PenguinsColumbus Blue Jackets: What is that coming from Columbus? Is that hope? Why yes, I think it is. GM Scott Howson was active this summer by bringing in Wisniewski and Carter along with Vinny Prospal and Radek Martinek on the blue line. In addition to signing new players, Howson was also busy in signing his current players to long-term deals, specifically R.J. Umberger and Fedor Tyutin.

Yes, the Jackets are spending money, that's not the problem. What is is the matter of how bang for the buck they are getting. To put it in perspective, the Jackets currently have a higher payroll than the Boston Bruins. The hope is that it translates into success, and a few more fans at the turnstiles as Columbus was 27th in the league in attendance last season.

Strenghts: They have struggled to score recently, but that should be done with, or at least minimized. They have a true No. 1 center now in Carter, which should only further help Nash show he is one of the best players people don't talk about in the NHL. The power play, perhaps Columbus' biggest bug-a-boo in recent seasons, should be significantly better now that they have a quarterback for the unit in Wisniewski (when he's back from suspension) and two very capable scorers up front. It had to get better from last year's 29th-ranked unit.

Weaknesses: Did somebody say goaltending? This is one area where the Blue Jackets didn't do a whole lot of upgrading. Instead, they elected to give the starting reins back to Steve Mason and signing the inexperienced Mark Dekanich to be his backup. Since winning the Calder as the league's top rookie, Mason has struggled. Last season he had a 3.01 goals against average and .901 save percentage. That's a big reason why the Jackets were 26th in scoring in the league.

And while Wisniewski helps, there still isn't much scoring threat from the blue line. Tyutin led Columbus in scoring among defensemen with just 27 points.

NHL season preview schedule
Wed., Sept. 21: Step-back players Tues., Sept. 27: Atlantic Division
Thur., Sept. 22: Breakout players Wed., Sept. 28: Central Division
Fri., Sept. 23: Southeast Division Thur. Sept. 29: Northeast Division
Mon., Sept. 26: Pacific Division Fri., Sept. 30: Northwest Division

Photo: Getty Images

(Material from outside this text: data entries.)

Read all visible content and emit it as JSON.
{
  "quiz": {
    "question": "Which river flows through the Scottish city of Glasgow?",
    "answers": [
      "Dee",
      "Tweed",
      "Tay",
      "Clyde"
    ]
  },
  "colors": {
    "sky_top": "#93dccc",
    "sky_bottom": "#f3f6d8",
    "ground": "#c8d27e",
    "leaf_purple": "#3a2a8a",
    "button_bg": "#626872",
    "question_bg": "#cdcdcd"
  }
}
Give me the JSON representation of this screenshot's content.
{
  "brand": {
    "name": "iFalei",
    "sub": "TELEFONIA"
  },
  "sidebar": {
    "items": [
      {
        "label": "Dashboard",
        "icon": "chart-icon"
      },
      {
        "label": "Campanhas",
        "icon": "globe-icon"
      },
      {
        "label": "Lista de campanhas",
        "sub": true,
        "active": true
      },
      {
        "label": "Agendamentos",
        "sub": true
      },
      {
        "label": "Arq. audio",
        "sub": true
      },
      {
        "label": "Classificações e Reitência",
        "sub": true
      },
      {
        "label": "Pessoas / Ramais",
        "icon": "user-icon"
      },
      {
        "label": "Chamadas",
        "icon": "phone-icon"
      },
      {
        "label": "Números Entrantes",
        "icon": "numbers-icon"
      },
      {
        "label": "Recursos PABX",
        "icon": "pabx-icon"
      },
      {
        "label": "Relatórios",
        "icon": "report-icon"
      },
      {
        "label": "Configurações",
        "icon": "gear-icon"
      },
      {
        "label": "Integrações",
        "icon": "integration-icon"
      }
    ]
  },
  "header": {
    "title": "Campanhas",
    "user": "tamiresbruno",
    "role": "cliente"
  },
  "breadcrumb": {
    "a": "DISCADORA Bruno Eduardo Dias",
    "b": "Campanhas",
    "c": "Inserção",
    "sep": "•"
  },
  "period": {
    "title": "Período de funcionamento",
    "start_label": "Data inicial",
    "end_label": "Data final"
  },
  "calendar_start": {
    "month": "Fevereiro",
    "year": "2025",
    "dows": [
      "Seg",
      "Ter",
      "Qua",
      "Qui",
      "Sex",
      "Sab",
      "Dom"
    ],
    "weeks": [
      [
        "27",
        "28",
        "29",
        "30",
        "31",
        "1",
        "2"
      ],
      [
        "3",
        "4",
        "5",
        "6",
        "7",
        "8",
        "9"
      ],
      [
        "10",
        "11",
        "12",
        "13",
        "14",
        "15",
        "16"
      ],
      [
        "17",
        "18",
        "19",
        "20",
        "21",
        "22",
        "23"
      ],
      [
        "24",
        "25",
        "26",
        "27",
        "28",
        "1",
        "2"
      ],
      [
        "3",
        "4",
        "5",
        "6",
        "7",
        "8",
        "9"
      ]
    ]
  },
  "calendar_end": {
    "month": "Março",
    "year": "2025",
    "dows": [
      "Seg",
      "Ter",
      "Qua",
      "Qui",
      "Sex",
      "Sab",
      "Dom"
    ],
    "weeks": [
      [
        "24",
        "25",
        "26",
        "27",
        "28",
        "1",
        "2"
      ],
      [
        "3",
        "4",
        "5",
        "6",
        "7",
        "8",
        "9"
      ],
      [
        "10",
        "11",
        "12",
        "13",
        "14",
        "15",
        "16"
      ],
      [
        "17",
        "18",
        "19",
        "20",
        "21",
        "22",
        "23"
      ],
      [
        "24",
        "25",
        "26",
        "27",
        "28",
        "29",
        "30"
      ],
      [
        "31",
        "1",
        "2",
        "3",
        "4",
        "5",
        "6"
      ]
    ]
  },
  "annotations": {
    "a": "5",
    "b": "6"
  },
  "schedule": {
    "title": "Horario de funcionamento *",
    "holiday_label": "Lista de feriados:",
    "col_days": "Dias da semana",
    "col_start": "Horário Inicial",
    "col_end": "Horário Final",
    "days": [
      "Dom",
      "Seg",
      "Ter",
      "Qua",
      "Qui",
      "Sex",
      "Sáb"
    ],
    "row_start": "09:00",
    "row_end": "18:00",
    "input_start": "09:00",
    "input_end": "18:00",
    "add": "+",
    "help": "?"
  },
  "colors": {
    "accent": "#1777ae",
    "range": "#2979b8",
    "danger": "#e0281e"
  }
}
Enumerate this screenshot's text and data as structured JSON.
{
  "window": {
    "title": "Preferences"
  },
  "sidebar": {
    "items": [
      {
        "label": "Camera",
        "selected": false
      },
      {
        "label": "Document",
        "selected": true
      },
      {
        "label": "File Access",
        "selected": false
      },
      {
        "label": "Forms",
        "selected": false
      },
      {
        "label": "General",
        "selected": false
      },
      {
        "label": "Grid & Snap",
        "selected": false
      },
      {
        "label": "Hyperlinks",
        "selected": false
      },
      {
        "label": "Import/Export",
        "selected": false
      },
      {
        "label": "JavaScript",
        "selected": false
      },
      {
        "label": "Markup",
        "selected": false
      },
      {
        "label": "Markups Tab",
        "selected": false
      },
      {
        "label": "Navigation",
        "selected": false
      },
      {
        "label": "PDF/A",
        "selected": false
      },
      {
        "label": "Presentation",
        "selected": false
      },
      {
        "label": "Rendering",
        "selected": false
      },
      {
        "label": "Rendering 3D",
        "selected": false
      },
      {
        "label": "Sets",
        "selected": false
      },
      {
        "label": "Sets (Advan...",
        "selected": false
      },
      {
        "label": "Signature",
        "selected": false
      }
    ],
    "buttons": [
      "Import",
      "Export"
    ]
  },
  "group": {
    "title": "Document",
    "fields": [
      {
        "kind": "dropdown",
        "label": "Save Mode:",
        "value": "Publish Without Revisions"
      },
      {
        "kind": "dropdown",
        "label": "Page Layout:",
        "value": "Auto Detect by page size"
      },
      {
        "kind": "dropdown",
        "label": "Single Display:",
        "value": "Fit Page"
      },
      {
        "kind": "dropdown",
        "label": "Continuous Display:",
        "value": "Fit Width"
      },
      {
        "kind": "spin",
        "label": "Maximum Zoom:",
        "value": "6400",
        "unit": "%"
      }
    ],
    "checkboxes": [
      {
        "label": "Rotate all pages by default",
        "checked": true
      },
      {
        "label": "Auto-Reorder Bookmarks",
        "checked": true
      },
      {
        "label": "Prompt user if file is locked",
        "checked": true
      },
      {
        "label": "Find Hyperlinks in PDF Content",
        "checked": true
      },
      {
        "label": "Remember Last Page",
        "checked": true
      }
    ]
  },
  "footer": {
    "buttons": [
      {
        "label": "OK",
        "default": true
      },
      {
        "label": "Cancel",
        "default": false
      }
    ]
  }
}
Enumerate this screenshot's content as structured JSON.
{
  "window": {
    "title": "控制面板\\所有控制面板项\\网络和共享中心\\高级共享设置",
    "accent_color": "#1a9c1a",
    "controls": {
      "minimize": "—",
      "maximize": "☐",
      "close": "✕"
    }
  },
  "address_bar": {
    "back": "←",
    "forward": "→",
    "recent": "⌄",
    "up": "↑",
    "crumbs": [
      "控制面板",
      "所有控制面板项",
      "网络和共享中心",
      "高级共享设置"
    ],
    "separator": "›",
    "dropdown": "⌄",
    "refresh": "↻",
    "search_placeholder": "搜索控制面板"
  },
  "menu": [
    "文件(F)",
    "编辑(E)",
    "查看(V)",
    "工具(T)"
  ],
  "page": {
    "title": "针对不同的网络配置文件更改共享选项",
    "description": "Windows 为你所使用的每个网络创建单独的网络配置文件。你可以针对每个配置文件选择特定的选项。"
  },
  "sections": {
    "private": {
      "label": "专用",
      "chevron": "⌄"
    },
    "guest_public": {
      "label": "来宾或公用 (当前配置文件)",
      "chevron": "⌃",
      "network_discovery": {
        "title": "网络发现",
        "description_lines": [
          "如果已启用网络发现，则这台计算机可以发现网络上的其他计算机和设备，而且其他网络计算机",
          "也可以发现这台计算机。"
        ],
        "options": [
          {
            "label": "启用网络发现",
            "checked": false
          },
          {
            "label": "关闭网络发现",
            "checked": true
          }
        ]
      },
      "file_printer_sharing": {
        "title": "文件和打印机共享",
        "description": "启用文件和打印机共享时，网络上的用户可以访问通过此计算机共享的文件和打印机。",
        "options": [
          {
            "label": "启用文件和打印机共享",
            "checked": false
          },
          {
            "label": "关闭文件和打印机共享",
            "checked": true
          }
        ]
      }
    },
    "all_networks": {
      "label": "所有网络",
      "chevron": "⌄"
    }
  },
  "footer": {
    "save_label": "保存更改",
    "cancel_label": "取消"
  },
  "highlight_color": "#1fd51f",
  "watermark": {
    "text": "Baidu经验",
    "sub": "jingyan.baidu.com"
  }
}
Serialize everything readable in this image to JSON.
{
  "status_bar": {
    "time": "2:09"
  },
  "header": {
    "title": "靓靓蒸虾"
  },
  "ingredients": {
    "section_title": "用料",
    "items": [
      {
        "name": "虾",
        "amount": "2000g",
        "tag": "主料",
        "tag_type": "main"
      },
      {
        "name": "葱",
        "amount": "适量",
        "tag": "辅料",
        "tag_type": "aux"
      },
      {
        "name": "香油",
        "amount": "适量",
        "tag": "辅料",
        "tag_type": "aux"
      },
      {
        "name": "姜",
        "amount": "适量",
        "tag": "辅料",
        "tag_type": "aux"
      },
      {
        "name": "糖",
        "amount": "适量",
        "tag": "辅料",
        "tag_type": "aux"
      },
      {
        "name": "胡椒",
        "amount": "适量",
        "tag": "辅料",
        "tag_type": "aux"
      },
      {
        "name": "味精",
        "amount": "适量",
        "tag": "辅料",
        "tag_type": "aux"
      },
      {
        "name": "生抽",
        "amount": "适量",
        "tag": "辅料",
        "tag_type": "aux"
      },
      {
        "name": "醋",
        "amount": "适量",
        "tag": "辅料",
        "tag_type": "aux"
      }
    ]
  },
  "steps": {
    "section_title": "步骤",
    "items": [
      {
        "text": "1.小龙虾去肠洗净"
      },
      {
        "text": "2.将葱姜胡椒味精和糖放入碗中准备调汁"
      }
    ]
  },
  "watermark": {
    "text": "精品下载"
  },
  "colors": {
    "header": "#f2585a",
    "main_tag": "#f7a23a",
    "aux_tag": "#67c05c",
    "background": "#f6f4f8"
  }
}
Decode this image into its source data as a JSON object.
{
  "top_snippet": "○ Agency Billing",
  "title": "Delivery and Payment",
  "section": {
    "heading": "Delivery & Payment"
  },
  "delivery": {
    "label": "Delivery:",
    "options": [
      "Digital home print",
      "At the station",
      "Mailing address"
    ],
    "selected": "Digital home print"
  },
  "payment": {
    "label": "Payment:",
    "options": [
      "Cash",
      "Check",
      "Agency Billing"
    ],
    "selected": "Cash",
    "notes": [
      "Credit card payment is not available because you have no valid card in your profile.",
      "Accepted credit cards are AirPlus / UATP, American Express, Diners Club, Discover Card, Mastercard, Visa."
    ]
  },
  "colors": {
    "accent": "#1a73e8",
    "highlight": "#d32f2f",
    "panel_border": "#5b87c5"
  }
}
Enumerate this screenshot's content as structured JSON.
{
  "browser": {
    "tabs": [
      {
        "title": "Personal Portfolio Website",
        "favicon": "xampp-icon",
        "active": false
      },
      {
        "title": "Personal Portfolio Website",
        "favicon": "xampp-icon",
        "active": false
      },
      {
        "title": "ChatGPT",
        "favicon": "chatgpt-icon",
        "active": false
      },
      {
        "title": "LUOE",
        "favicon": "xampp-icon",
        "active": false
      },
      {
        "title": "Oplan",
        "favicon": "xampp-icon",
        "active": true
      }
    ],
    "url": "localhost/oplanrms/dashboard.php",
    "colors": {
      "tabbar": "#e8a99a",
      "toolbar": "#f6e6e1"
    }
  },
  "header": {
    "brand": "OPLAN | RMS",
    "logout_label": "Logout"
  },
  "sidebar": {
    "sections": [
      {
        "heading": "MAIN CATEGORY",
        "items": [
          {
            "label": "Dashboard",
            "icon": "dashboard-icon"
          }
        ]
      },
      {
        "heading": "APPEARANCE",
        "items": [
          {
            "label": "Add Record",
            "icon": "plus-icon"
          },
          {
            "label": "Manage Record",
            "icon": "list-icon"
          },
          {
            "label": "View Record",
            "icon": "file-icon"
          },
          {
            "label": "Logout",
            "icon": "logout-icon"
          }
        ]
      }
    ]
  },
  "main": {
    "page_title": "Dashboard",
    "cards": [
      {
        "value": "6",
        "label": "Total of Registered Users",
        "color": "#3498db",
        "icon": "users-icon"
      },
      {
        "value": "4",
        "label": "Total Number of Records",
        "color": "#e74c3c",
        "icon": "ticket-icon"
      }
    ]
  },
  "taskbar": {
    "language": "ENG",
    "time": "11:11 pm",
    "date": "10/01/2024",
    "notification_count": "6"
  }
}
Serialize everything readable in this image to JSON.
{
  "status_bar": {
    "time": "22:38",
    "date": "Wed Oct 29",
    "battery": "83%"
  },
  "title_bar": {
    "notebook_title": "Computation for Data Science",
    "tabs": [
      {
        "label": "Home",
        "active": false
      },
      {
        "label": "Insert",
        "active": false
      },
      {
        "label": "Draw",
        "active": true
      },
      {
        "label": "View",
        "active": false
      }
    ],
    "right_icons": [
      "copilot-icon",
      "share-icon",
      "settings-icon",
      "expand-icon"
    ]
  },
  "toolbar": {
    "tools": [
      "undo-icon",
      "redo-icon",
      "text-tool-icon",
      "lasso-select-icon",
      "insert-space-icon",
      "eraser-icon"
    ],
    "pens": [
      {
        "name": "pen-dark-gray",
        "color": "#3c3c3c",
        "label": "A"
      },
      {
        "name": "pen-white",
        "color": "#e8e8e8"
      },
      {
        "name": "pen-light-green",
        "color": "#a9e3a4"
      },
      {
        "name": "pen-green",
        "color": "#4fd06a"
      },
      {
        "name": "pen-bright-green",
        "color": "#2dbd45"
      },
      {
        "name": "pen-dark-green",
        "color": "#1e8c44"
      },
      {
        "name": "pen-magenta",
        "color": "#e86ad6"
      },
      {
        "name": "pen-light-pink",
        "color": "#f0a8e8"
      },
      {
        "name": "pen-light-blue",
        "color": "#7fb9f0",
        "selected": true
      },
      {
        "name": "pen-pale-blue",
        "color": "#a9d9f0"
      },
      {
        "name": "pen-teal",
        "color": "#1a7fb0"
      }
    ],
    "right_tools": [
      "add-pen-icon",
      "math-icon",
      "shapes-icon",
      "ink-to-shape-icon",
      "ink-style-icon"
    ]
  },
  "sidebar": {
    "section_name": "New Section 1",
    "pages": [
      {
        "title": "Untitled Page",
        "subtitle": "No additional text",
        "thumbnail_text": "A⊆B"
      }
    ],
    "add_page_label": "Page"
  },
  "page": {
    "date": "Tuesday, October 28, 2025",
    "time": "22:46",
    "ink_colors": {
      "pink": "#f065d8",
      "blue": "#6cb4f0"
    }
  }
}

For more hockey news, rumors and analysis, follow @EyeOnHockey and @BrianStubitsNHL on Twitter.

The views expressed in this blog are solely those of the author and do not reflect the views of CBS Sports or CBSSports.com